An Operating system that is capable of allowing multiple software processes to run at the same time. Below are some examples of multitasking Operating Systems.
Unix Windows 2000 Windows XP Mac OS X
Multitasking operating systems allow more than one program to run at a time. They can support either preemptive multitasking, where the OS doles out time to applications (virtually all modern OSes) or cooperative multitasking, where the OS waits for the program to give back control (Windows 3.x, Mac OS 9 and earlier).

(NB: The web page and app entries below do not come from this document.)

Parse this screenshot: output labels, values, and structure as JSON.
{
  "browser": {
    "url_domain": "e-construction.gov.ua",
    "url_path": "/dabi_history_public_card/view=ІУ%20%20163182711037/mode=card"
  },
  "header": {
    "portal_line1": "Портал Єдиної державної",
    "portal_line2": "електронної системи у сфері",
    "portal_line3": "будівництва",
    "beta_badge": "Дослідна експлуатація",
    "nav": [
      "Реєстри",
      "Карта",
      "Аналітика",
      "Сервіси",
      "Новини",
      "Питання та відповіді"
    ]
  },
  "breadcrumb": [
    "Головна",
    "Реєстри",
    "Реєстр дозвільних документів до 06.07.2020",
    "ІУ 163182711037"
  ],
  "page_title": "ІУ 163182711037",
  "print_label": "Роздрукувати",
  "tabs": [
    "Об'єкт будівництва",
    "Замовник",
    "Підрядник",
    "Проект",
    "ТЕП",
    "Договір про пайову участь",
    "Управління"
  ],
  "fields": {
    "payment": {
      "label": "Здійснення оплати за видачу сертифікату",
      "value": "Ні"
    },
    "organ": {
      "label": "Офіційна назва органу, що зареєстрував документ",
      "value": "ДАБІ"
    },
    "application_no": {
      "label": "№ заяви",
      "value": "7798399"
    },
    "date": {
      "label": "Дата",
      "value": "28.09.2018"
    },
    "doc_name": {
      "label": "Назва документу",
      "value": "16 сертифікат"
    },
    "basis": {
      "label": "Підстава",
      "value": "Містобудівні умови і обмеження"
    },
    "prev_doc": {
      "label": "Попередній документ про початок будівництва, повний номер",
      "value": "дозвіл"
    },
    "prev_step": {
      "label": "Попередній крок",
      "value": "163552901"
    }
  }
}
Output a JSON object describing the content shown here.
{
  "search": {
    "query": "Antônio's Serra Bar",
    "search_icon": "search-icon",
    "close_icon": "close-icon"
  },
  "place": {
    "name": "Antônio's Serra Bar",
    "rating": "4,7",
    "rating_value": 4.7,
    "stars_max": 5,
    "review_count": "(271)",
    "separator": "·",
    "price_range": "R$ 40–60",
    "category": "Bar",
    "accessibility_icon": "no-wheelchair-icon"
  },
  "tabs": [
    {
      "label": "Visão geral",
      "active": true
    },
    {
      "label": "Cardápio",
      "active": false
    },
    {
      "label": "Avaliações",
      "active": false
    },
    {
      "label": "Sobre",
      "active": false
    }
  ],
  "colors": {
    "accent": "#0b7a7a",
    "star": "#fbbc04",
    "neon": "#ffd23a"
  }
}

multitasking is a method where multiple tasks, also known as processes, are performed during the same period of time. The tasks share common processing resources, such as a CPU and main memory. In the case of a computer with a single CPU, only one task is said to be running at any point in time, meaning that the CPU is actively executing instructions for that task. Multitasking solves the problem by scheduling which task may be the one running at any given time, and when another waiting task gets a turn. The act of reassigning a CPU from one task to another one is called a context switch. When context switches occur frequently enough the illusion of parallelism is achieved. Even on computers with more than one CPU (called multiprocessor machines), multitasking allows many more tasks to be run than there are CPUs.